Show MeSH

Related in: MedlinePlus

Definition of mutation cell frequency.MAF: mutation allele frequency; MCF: mutation cell frequency. The black lines within the circles represent DNA copies, and the crosses represent mutations. The contingent table shows the difference between MAF and MCF.
© Copyright Policy
Related In: Results  -  Collection

License
getmorefigures.php?uid=PMC4308685&req=5

fig7: Definition of mutation cell frequency.MAF: mutation allele frequency; MCF: mutation cell frequency. The black lines within the circles represent DNA copies, and the crosses represent mutations. The contingent table shows the difference between MAF and MCF.

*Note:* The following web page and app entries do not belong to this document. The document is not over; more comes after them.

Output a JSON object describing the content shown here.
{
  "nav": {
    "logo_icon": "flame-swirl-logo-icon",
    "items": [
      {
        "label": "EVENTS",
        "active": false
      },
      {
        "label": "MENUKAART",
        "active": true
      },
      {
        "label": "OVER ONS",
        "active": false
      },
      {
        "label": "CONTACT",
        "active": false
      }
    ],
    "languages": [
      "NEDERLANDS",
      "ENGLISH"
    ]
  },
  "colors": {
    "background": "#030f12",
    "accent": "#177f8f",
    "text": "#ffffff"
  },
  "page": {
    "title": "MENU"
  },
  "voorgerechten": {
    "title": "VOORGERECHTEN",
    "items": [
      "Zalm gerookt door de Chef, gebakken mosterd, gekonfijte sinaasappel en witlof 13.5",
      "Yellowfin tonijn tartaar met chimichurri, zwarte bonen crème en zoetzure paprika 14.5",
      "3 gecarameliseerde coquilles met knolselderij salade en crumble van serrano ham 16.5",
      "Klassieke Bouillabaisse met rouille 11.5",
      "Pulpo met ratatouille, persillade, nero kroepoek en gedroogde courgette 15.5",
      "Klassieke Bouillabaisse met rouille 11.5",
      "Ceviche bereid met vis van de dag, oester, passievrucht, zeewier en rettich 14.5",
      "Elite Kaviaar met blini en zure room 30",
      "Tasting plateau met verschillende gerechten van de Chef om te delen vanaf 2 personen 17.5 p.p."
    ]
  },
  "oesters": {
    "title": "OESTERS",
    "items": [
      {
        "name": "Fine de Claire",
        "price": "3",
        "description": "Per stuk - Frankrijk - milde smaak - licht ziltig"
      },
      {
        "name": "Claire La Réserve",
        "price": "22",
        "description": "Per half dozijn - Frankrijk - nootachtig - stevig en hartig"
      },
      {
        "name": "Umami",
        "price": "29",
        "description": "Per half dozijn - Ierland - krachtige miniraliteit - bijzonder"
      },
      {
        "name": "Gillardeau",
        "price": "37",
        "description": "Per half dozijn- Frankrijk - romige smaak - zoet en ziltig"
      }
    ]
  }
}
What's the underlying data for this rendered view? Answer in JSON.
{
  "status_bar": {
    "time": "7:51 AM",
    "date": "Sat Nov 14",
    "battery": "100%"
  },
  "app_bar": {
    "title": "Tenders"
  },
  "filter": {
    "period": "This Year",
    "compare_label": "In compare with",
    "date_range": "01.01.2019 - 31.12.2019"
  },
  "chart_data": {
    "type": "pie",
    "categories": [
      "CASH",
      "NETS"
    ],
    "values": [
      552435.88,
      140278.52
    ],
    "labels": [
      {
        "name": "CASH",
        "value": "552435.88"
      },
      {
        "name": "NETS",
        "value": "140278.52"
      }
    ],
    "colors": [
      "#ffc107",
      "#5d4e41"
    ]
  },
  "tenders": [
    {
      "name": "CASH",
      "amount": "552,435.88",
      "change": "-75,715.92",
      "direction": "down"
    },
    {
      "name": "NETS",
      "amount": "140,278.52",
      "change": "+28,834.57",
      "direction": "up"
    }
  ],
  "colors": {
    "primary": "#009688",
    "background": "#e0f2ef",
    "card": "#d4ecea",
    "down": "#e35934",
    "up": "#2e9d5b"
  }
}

Mentions: This is a good suggestion. To consider potential bias caused by copy number abnormalities, we introduce mutation cell frequency (MCF) instead of Mutation Allele Frequency (MAF). As shown in Author response image 1, MCF represents the fraction of cells containing alterations. Different from MAF, MCF of a mutation is not affected by copy numbers. To infer MCF of different types of alterations, we apply the following strategy:


Tumor evolutionary directed graphs and the history of chronic lymphocytic leukemia.

Wang J, Khiabanian H, Rossi D, Fabbri G, Gattei V, Forconi F, Laurenti L, Marasca R, Del Poeta G, Foà R, Pasqualucci L, Gaidano G, Rabadan R - Elife (2014)

Definition of mutation cell frequency.MAF: mutation allele frequency; MCF: mutation cell frequency. The black lines within the circles represent DNA copies, and the crosses represent mutations. The contingent table shows the difference between MAF and MCF.
© Copyright Policy
Related In: Results  -  Collection

License
Show All Figures
getmorefigures.php?uid=PMC4308685&req=5

fig7: Definition of mutation cell frequency.MAF: mutation allele frequency; MCF: mutation cell frequency. The black lines within the circles represent DNA copies, and the crosses represent mutations. The contingent table shows the difference between MAF and MCF.
Mentions: This is a good suggestion. To consider potential bias caused by copy number abnormalities, we introduce mutation cell frequency (MCF) instead of Mutation Allele Frequency (MAF). As shown in Author response image 1, MCF represents the fraction of cells containing alterations. Different from MAF, MCF of a mutation is not affected by copy numbers. To infer MCF of different types of alterations, we apply the following strategy:

Bottom Line: Cancer is a clonal evolutionary process, caused by successive accumulation of genetic alterations providing milestones of tumor initiation, progression, dissemination, and/or resistance to certain therapeutic regimes.To unravel these milestones we propose a framework, tumor evolutionary directed graphs (TEDG), which is able to characterize the history of genetic alterations by integrating longitudinal and cross-sectional genomic data.Our results suggest that TEDG may constitute an effective framework to recapitulate the evolutionary history of tumors.

View Article: PubMed Central - PubMed

Affiliation: Department of Biomedical Informatics, Columbia University, New York, United States.

ABSTRACT
Cancer is a clonal evolutionary process, caused by successive accumulation of genetic alterations providing milestones of tumor initiation, progression, dissemination, and/or resistance to certain therapeutic regimes. To unravel these milestones we propose a framework, tumor evolutionary directed graphs (TEDG), which is able to characterize the history of genetic alterations by integrating longitudinal and cross-sectional genomic data. We applied TEDG to a chronic lymphocytic leukemia (CLL) cohort of 70 patients spanning 12 years and show that: (a) the evolution of CLL follows a time-ordered process represented as a global flow in TEDG that proceeds from initiating events to late events; (b) there are two distinct and mutually exclusive evolutionary paths of CLL evolution; (c) higher fitness clones are present in later stages of the disease, indicating a progressive clonal replacement with more aggressive clones. Our results suggest that TEDG may constitute an effective framework to recapitulate the evolutionary history of tumors.

Show MeSH
Related in: MedlinePlus